** Opening Task inputs block **
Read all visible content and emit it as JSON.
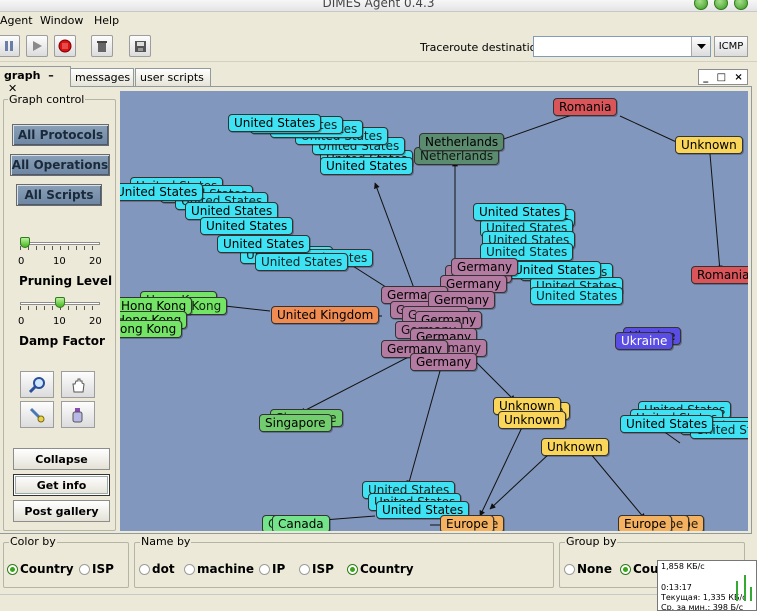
{
  "window": {
    "title": "DIMES Agent 0.4.3"
  },
  "menu": {
    "items": [
      "Agent",
      "Window",
      "Help"
    ]
  },
  "toolbar": {
    "traceroute_label": "Traceroute destination:",
    "traceroute_value": "",
    "icmp_label": "ICMP",
    "icons": [
      "pause-icon",
      "play-icon",
      "stop-icon",
      "trash-icon",
      "save-icon"
    ]
  },
  "tabs": [
    {
      "label": "graph",
      "active": true
    },
    {
      "label": "messages",
      "active": false
    },
    {
      "label": "user scripts",
      "active": false
    }
  ],
  "window_controls": {
    "minimize": "_",
    "maximize": "□",
    "close": "×"
  },
  "graph_control": {
    "legend": "Graph control",
    "buttons": [
      "All Protocols",
      "All Operations",
      "All Scripts"
    ],
    "pruning": {
      "title": "Pruning Level",
      "min": "0",
      "mid": "10",
      "max": "20",
      "value": 0
    },
    "damp": {
      "title": "Damp Factor",
      "min": "0",
      "mid": "10",
      "max": "20",
      "value": 10
    },
    "tools": [
      "zoom-icon",
      "hand-icon",
      "brush-icon",
      "bottle-icon"
    ],
    "collapse": "Collapse",
    "get_info": "Get info",
    "post_gallery": "Post gallery"
  },
  "graph": {
    "labels": {
      "us": "United States",
      "de": "Germany",
      "unk": "Unknown",
      "ro": "Romania",
      "nl": "Netherlands",
      "uk": "United Kingdom",
      "hk": "Hong Kong",
      "sg": "Singapore",
      "ua": "Ukraine",
      "eu": "Europe",
      "ca": "Canada"
    },
    "colors": {
      "background": "#8297bd",
      "us": "#3ee2f2",
      "de": "#b37ba1",
      "unk": "#f9d659",
      "ro": "#d9555a",
      "nl": "#5c8c70",
      "uk": "#f08c52",
      "hk": "#73e466",
      "sg": "#71cd6d",
      "ua": "#5a4de3",
      "eu": "#f4b15f",
      "ca": "#73e48a"
    }
  },
  "color_by": {
    "legend": "Color by",
    "options": [
      "Country",
      "ISP"
    ],
    "selected": "Country"
  },
  "name_by": {
    "legend": "Name by",
    "options": [
      "dot",
      "machine",
      "IP",
      "ISP",
      "Country"
    ],
    "selected": "Country"
  },
  "group_by": {
    "legend": "Group by",
    "options": [
      "None",
      "Country"
    ],
    "selected": "Country"
  },
  "net_monitor": {
    "rate": "1,858 КБ/с",
    "time": "0:13:17",
    "current": "Текущая: 1,335 КБ/с",
    "average": "Ср. за мин.: 398 Б/с"
  }
}
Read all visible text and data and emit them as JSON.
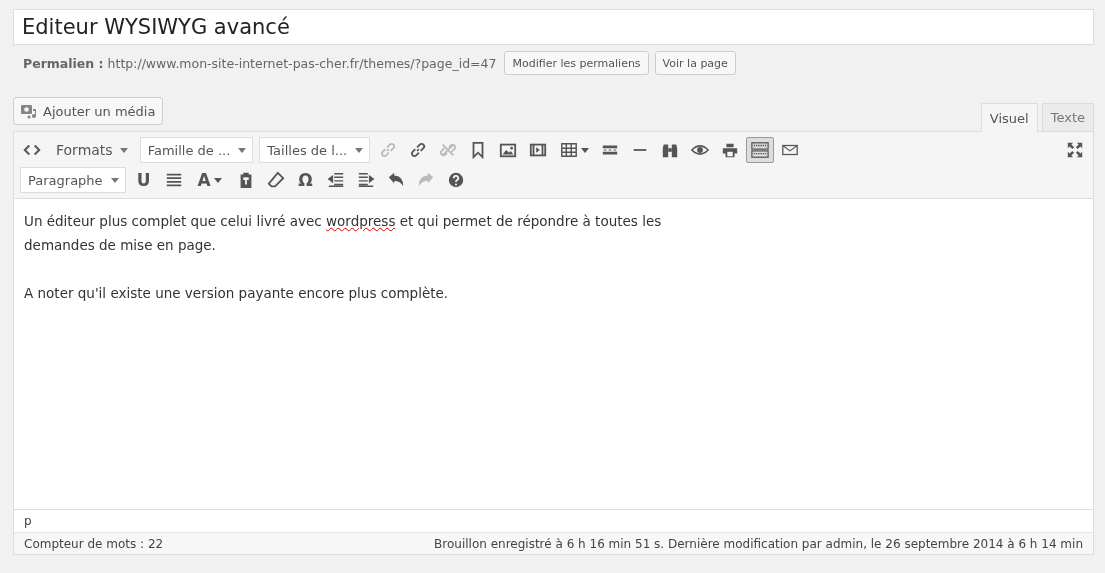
{
  "title_field": {
    "value": "Editeur WYSIWYG avancé"
  },
  "permalink": {
    "label": "Permalien :",
    "url": "http://www.mon-site-internet-pas-cher.fr/themes/?page_id=47",
    "buttons": [
      "Modifier les permaliens",
      "Voir la page"
    ]
  },
  "media_button": "Ajouter un média",
  "tabs": [
    {
      "label": "Visuel",
      "selected": true
    },
    {
      "label": "Texte",
      "selected": false
    }
  ],
  "toolbar_rows": [
    [
      {
        "kind": "icon",
        "disabled": false,
        "pressed": false
      },
      {
        "kind": "menu",
        "label": "Formats"
      },
      {
        "kind": "select",
        "value": "Famille de ..."
      },
      {
        "kind": "select",
        "value": "Tailles de l..."
      },
      {
        "kind": "icon",
        "disabled": true,
        "pressed": false
      },
      {
        "kind": "icon",
        "disabled": false,
        "pressed": false
      },
      {
        "kind": "icon",
        "disabled": true,
        "pressed": false
      },
      {
        "kind": "icon",
        "disabled": false,
        "pressed": false
      },
      {
        "kind": "icon",
        "disabled": false,
        "pressed": false
      },
      {
        "kind": "icon",
        "disabled": false,
        "pressed": false
      },
      {
        "kind": "icon",
        "disabled": false,
        "pressed": false,
        "caret": true
      },
      {
        "kind": "icon",
        "disabled": false,
        "pressed": false
      },
      {
        "kind": "icon",
        "disabled": false,
        "pressed": false
      },
      {
        "kind": "icon",
        "disabled": false,
        "pressed": false
      },
      {
        "kind": "icon",
        "disabled": false,
        "pressed": false
      },
      {
        "kind": "icon",
        "disabled": false,
        "pressed": false
      },
      {
        "kind": "icon",
        "disabled": false,
        "pressed": true
      },
      {
        "kind": "icon",
        "disabled": false,
        "pressed": false
      }
    ],
    [
      {
        "kind": "select",
        "value": "Paragraphe"
      },
      {
        "kind": "glyph",
        "glyph": "U",
        "disabled": false
      },
      {
        "kind": "icon",
        "disabled": false,
        "pressed": false
      },
      {
        "kind": "glyph",
        "glyph": "A",
        "disabled": false,
        "caret": true
      },
      {
        "kind": "icon",
        "disabled": false,
        "pressed": false
      },
      {
        "kind": "icon",
        "disabled": false,
        "pressed": false
      },
      {
        "kind": "glyph",
        "glyph": "Ω",
        "disabled": false
      },
      {
        "kind": "icon",
        "disabled": false,
        "pressed": false
      },
      {
        "kind": "icon",
        "disabled": false,
        "pressed": false
      },
      {
        "kind": "icon",
        "disabled": false,
        "pressed": false
      },
      {
        "kind": "icon",
        "disabled": true,
        "pressed": false
      },
      {
        "kind": "icon",
        "disabled": false,
        "pressed": false
      }
    ]
  ],
  "content": {
    "paragraphs": [
      [
        {
          "text": "Un éditeur plus complet que celui livré avec ",
          "misspelled": false
        },
        {
          "text": "wordpress",
          "misspelled": true
        },
        {
          "text": " et qui permet de répondre à toutes les demandes de mise en page.",
          "misspelled": false
        }
      ],
      [
        {
          "text": "A noter qu'il existe une version payante encore plus complète.",
          "misspelled": false
        }
      ]
    ]
  },
  "path": "p",
  "status": {
    "word_count": "Compteur de mots : 22",
    "saved": "Brouillon enregistré à 6 h 16 min 51 s. Dernière modification par admin, le 26 septembre 2014 à 6 h 14 min"
  }
}
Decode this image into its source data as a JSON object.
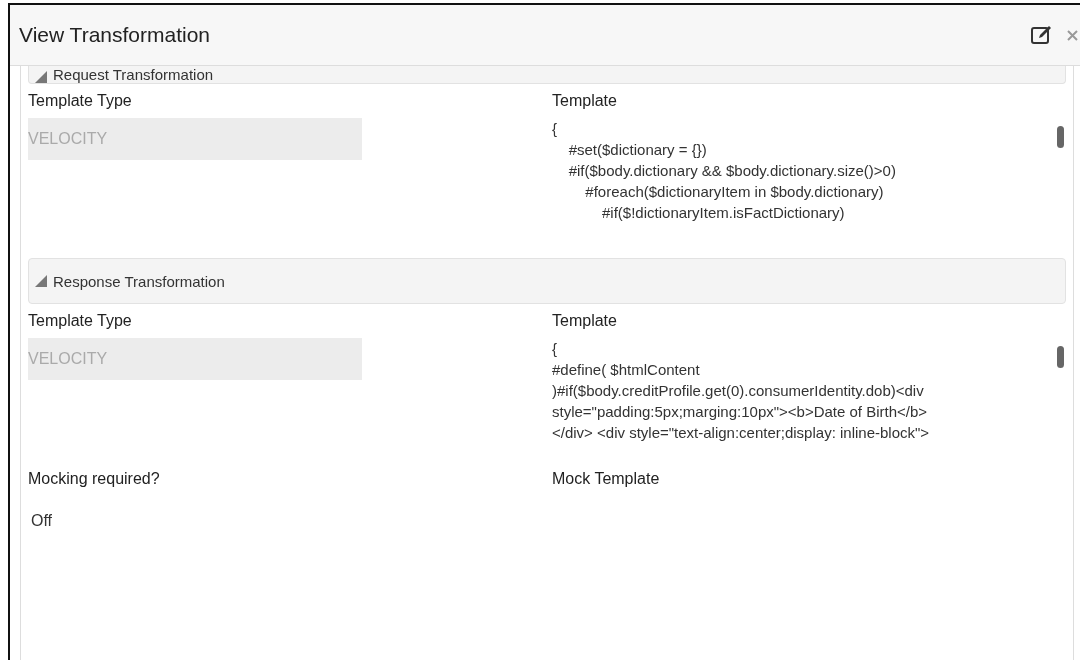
{
  "window": {
    "title": "View Transformation"
  },
  "sections": [
    {
      "title": "Request Transformation",
      "expanded": true,
      "template_type_label": "Template Type",
      "template_type": "VELOCITY",
      "template_label": "Template",
      "template_lines": [
        "{",
        "\t#set($dictionary = {})",
        "\t#if($body.dictionary && $body.dictionary.size()>0)",
        "\t\t#foreach($dictionaryItem in $body.dictionary)",
        "\t\t\t#if($!dictionaryItem.isFactDictionary)"
      ]
    },
    {
      "title": "Response Transformation",
      "expanded": true,
      "template_type_label": "Template Type",
      "template_type": "VELOCITY",
      "template_label": "Template",
      "template_lines": [
        "{",
        "#define( $htmlContent",
        ")#if($body.creditProfile.get(0).consumerIdentity.dob)<div",
        "style=\"padding:5px;marging:10px\"><b>Date of Birth</b>",
        "</div> <div style=\"text-align:center;display: inline-block\">"
      ]
    }
  ],
  "mocking": {
    "label": "Mocking required?",
    "value": "Off",
    "mock_template_label": "Mock Template"
  }
}
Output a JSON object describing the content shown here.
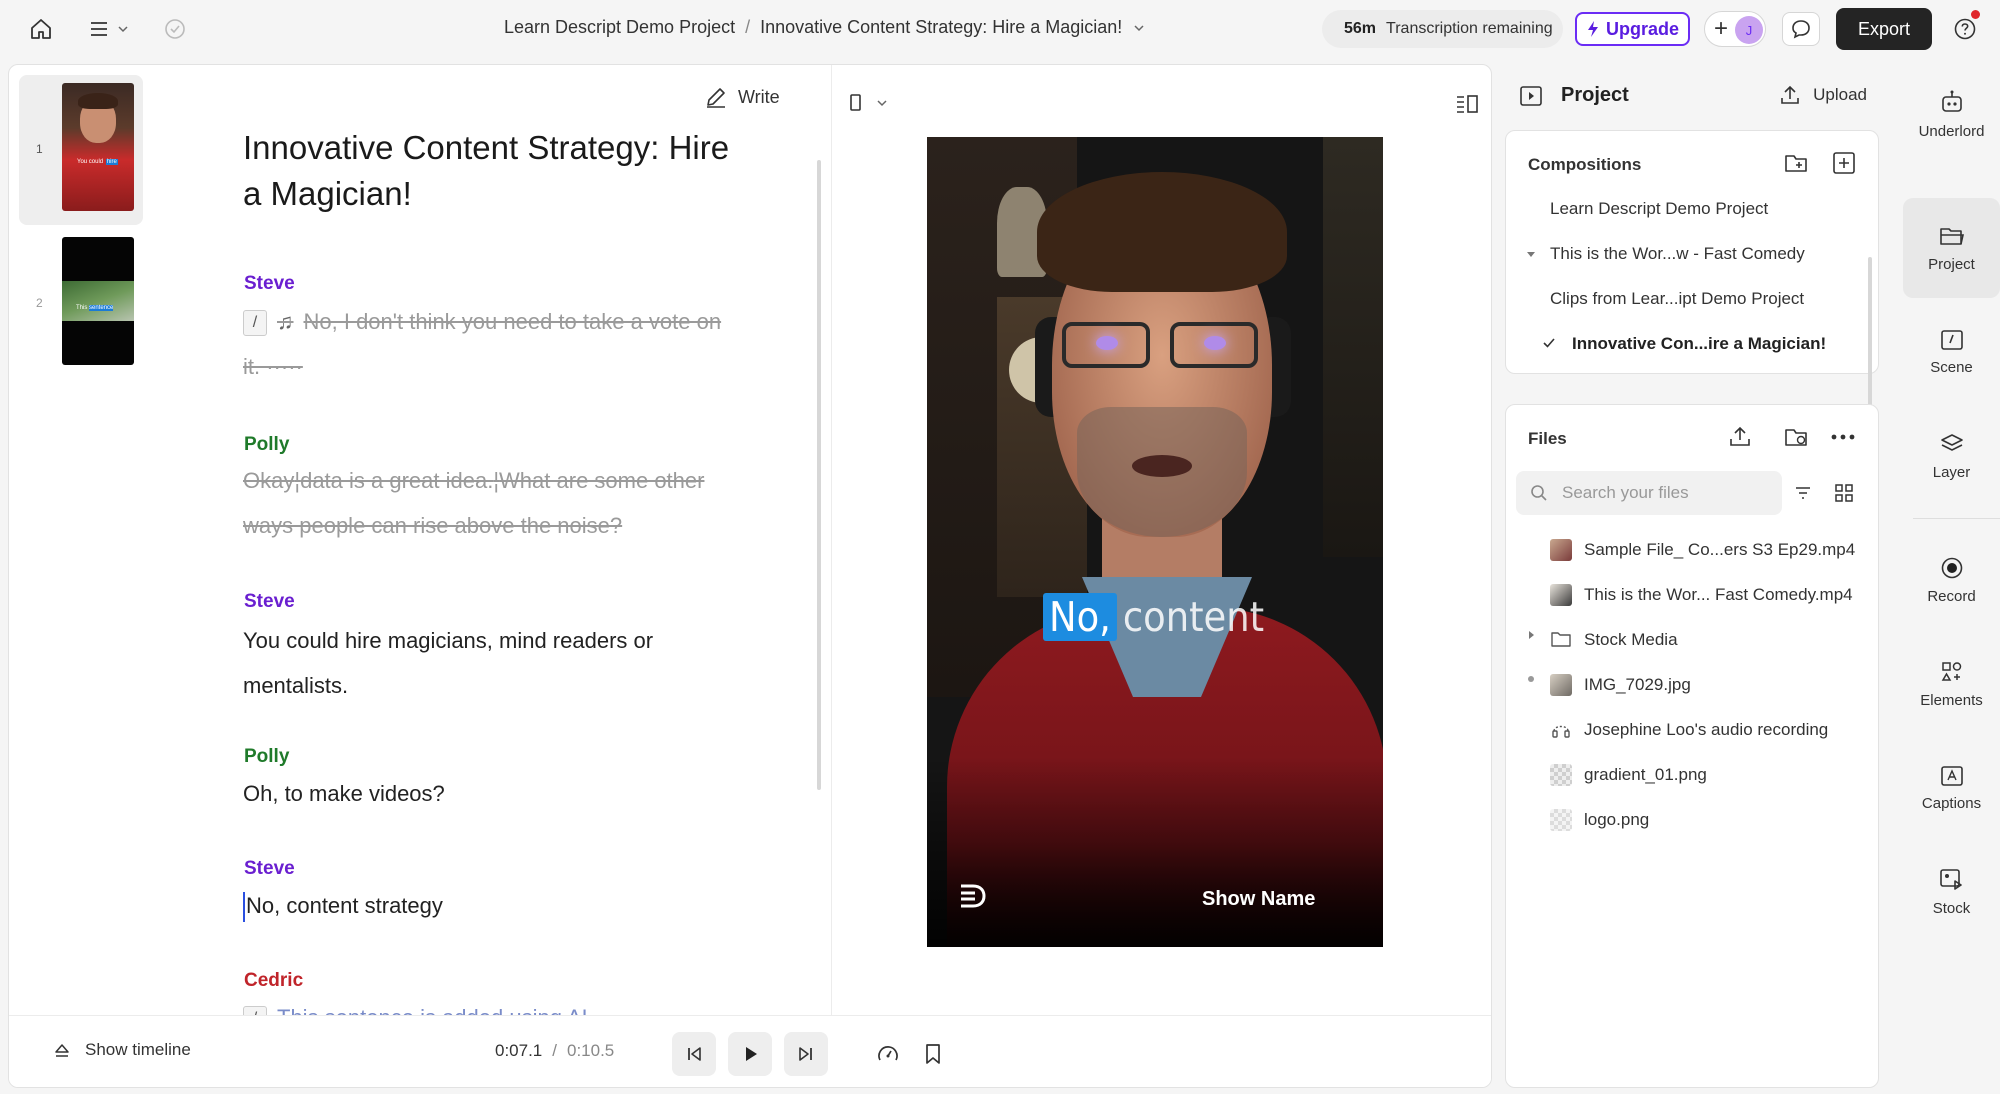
{
  "topbar": {
    "breadcrumb_project": "Learn Descript Demo Project",
    "breadcrumb_sep": "/",
    "breadcrumb_comp": "Innovative Content Strategy: Hire a Magician!",
    "transcription_minutes": "56m",
    "transcription_label": "Transcription remaining",
    "upgrade_label": "Upgrade",
    "avatar_initial": "J",
    "export_label": "Export"
  },
  "scenes": [
    {
      "number": "1",
      "caption_a": "You could ",
      "caption_b": "hire"
    },
    {
      "number": "2",
      "caption_a": "This ",
      "caption_b": "sentence"
    }
  ],
  "script": {
    "write_label": "Write",
    "title": "Innovative Content Strategy: Hire a Magician!",
    "blocks": [
      {
        "speaker": "Steve",
        "slash": "/",
        "music": "♫",
        "text": "No, I don't think you need to take a vote on it. ·····"
      },
      {
        "speaker": "Polly",
        "text_a": "Okay",
        "text_b": "data is a great idea.",
        "text_c": "What are some other ways people can rise above the noise?"
      },
      {
        "speaker": "Steve",
        "text": "You could hire magicians, mind readers or mentalists."
      },
      {
        "speaker": "Polly",
        "text": "Oh, to make videos?"
      },
      {
        "speaker": "Steve",
        "text": "No, content strategy"
      },
      {
        "speaker": "Cedric",
        "slash": "/",
        "text": "This sentence is added using AI"
      }
    ]
  },
  "preview": {
    "caption_highlight": "No,",
    "caption_rest": "content",
    "show_name": "Show Name"
  },
  "playback": {
    "show_timeline_label": "Show timeline",
    "current_time": "0:07.1",
    "time_sep": "/",
    "total_time": "0:10.5"
  },
  "project_panel": {
    "title": "Project",
    "upload_label": "Upload",
    "compositions_label": "Compositions",
    "compositions": [
      "Learn Descript Demo Project",
      "This is the Wor...w - Fast Comedy",
      "Clips from Lear...ipt Demo Project",
      "Innovative Con...ire a Magician!"
    ],
    "files_label": "Files",
    "search_placeholder": "Search your files",
    "files": [
      "Sample File_ Co...ers S3 Ep29.mp4",
      "This is the Wor... Fast Comedy.mp4",
      "Stock Media",
      "IMG_7029.jpg",
      "Josephine Loo's audio recording",
      "gradient_01.png",
      "logo.png"
    ]
  },
  "rail": {
    "items": [
      "Underlord",
      "Project",
      "Scene",
      "Layer",
      "Record",
      "Elements",
      "Captions",
      "Stock"
    ]
  },
  "colors": {
    "accent": "#6b2cf5",
    "steve": "#6a1fd0",
    "polly": "#1f7a2a",
    "cedric": "#c0242a",
    "caption_highlight": "#1d8ce0"
  }
}
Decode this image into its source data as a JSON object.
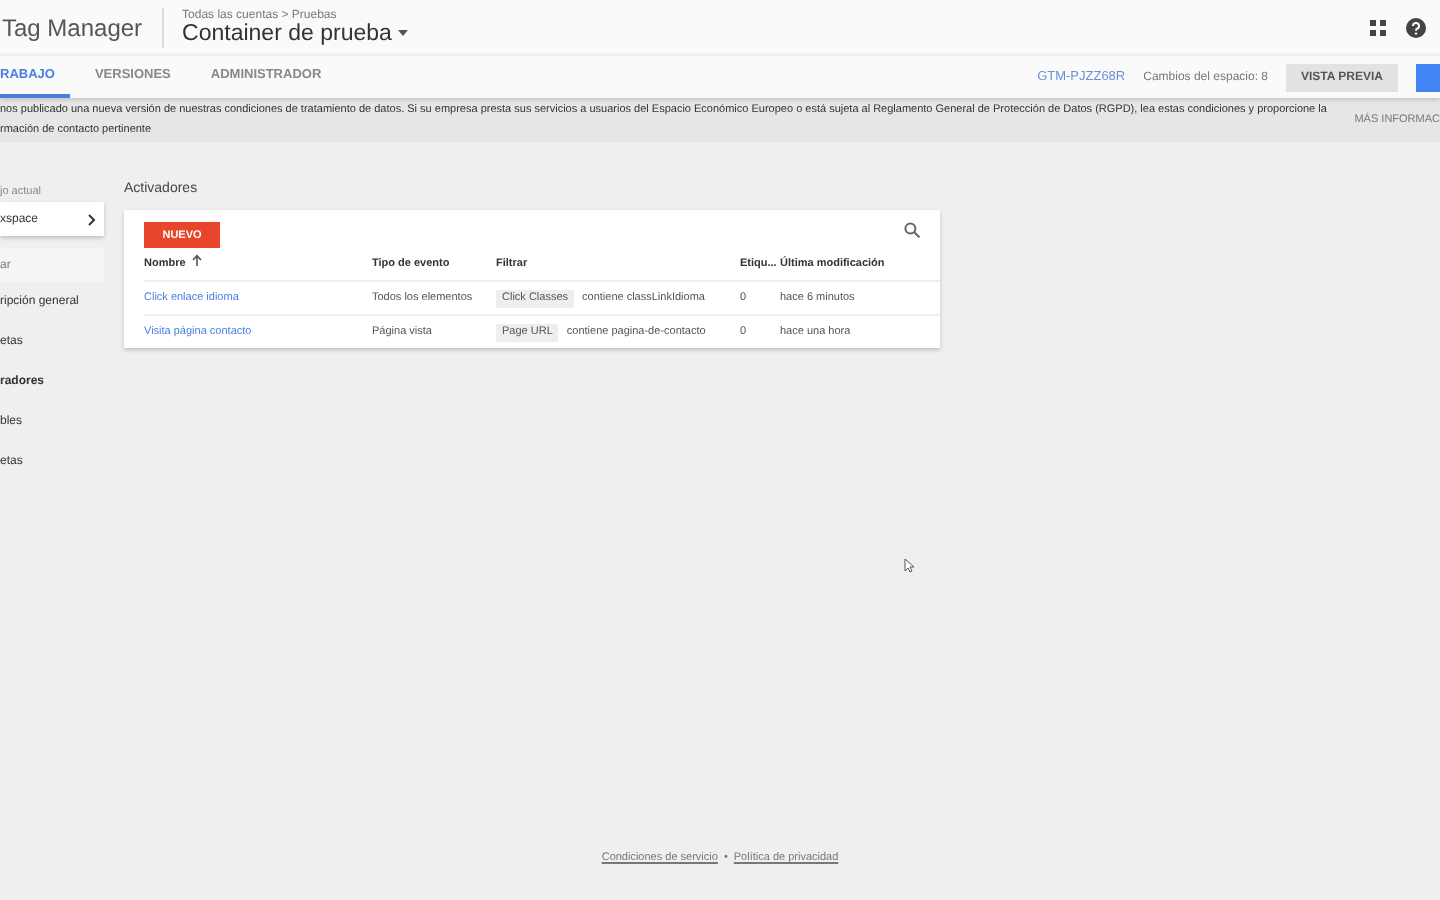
{
  "header": {
    "product": "Tag Manager",
    "breadcrumb": "Todas las cuentas > Pruebas",
    "container": "Container de prueba"
  },
  "tabs": [
    {
      "label": "RABAJO",
      "selected": true
    },
    {
      "label": "VERSIONES",
      "selected": false
    },
    {
      "label": "ADMINISTRADOR",
      "selected": false
    }
  ],
  "toolbar": {
    "container_id": "GTM-PJZZ68R",
    "changes": "Cambios del espacio: 8",
    "preview": "VISTA PREVIA"
  },
  "banner": {
    "text": "nos publicado una nueva versión de nuestras condiciones de tratamiento de datos. Si su empresa presta sus servicios a usuarios del Espacio Económico Europeo o está sujeta al Reglamento General de Protección de Datos (RGPD), lea estas condiciones y proporcione la",
    "text_2": "rmación de contacto pertinente",
    "link": "MÁS INFORMAC"
  },
  "sidebar": {
    "workspace_label": "jo actual",
    "workspace": "xspace",
    "search_placeholder": "ar",
    "items": [
      {
        "label": "ripción general",
        "selected": false
      },
      {
        "label": "etas",
        "selected": false
      },
      {
        "label": "radores",
        "selected": true
      },
      {
        "label": "bles",
        "selected": false
      },
      {
        "label": "etas",
        "selected": false
      }
    ]
  },
  "page_title": "Activadores",
  "new_button": "NUEVO",
  "table": {
    "columns": [
      "Nombre",
      "Tipo de evento",
      "Filtrar",
      "Etiqu...",
      "Última modificación"
    ],
    "rows": [
      {
        "name": "Click enlace idioma",
        "event": "Todos los elementos",
        "filter_var": "Click Classes",
        "filter_rule": "contiene classLinkIdioma",
        "tags": "0",
        "modified": "hace 6 minutos"
      },
      {
        "name": "Visita página contacto",
        "event": "Página vista",
        "filter_var": "Page URL",
        "filter_rule": "contiene pagina-de-contacto",
        "tags": "0",
        "modified": "hace una hora"
      }
    ]
  },
  "footer": {
    "links": [
      "Condiciones de servicio",
      "Política de privacidad"
    ],
    "separator": "•"
  }
}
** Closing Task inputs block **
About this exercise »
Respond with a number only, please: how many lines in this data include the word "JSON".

Output for this exercise »
5